Task to carry out » Needed from the entries below: every line that holds the word "public".

Dataset rows describing interfaces
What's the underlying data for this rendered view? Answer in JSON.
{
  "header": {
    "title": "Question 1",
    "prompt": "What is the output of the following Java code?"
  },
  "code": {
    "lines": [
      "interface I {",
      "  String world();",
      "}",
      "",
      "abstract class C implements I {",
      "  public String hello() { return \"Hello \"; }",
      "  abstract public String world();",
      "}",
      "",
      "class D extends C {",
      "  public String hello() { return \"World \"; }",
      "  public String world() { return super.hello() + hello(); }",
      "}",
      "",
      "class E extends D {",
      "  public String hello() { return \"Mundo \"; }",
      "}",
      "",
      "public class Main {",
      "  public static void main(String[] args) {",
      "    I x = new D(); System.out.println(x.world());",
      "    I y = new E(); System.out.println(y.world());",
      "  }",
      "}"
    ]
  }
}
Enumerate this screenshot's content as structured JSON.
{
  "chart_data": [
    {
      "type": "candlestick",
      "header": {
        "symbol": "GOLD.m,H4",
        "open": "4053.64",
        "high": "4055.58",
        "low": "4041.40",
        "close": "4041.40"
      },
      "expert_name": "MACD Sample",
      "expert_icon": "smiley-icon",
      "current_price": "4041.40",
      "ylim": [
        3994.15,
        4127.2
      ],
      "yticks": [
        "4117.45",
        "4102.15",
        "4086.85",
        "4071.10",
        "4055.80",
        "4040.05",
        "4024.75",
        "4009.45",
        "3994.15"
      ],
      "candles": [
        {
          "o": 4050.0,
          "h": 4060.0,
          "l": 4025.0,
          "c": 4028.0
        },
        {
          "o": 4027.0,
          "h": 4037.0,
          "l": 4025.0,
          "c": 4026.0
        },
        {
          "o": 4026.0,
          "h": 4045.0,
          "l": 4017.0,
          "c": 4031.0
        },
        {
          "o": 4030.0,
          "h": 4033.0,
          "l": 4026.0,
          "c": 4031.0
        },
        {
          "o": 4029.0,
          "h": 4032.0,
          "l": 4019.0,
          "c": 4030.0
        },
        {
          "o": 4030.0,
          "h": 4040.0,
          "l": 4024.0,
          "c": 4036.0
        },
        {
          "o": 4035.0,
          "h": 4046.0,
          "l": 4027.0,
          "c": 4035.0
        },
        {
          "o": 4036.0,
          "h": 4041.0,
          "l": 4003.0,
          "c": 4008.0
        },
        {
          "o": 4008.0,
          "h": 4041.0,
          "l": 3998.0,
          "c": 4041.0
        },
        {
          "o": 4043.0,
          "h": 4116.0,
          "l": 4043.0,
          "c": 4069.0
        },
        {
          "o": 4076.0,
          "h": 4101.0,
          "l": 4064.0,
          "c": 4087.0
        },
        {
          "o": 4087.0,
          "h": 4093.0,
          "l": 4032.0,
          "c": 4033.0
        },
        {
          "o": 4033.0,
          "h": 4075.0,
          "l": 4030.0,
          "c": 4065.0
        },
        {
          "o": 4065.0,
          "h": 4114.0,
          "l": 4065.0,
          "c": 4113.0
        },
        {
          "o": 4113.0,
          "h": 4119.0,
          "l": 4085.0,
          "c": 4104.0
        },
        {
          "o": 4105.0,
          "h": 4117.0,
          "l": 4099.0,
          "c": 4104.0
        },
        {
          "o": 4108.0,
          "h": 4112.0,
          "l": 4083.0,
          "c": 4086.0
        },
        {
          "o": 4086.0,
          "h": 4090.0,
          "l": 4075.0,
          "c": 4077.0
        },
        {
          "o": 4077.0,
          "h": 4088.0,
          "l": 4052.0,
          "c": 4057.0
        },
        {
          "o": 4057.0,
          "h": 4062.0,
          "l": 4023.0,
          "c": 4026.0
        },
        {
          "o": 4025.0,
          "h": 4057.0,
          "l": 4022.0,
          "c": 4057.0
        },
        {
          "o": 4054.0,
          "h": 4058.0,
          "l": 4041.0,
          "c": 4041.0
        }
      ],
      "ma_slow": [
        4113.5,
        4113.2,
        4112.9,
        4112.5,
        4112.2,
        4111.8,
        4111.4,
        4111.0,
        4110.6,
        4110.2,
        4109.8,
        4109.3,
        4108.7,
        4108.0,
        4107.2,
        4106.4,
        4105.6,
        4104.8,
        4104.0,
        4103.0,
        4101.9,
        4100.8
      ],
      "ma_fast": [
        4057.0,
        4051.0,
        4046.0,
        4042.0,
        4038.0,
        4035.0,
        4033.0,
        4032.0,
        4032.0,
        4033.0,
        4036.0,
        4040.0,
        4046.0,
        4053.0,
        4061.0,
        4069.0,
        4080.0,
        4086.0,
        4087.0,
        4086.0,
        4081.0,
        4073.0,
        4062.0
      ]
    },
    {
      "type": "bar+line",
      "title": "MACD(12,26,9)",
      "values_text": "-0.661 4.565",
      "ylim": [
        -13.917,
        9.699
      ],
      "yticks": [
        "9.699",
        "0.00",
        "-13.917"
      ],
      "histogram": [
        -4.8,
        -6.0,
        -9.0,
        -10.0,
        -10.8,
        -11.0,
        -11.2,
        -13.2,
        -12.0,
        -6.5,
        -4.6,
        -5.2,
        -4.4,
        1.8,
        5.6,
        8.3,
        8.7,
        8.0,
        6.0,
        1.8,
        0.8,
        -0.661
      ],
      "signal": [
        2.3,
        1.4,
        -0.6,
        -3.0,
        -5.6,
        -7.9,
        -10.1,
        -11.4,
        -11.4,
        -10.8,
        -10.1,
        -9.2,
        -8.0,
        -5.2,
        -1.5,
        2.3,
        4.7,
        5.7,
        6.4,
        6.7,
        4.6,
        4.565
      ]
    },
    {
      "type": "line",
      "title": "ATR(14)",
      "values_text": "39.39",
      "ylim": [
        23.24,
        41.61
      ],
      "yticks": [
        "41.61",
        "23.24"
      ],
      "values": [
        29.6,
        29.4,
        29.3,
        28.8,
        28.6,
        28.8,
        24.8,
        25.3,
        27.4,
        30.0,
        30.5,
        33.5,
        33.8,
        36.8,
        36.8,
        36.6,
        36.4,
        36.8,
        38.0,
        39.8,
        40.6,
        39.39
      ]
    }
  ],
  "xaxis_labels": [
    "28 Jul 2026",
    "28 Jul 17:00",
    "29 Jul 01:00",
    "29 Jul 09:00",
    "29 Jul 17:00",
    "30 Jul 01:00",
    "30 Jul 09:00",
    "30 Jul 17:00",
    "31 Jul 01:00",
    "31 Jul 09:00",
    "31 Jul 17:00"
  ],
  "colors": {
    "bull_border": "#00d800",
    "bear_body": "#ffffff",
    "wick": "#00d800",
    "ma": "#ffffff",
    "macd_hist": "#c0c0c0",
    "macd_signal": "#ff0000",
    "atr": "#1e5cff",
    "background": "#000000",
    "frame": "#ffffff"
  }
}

Solution to this task »
      "  public String hello() { return \"Hello \"; }",
      "  abstract public String world();",
      "  public String hello() { return \"World \"; }",
      "  public String world() { return super.hello() + hello(); }",
      "  public String hello() { return \"Mundo \"; }",
      "public class Main {",
      "  public static void main(String[] args) {",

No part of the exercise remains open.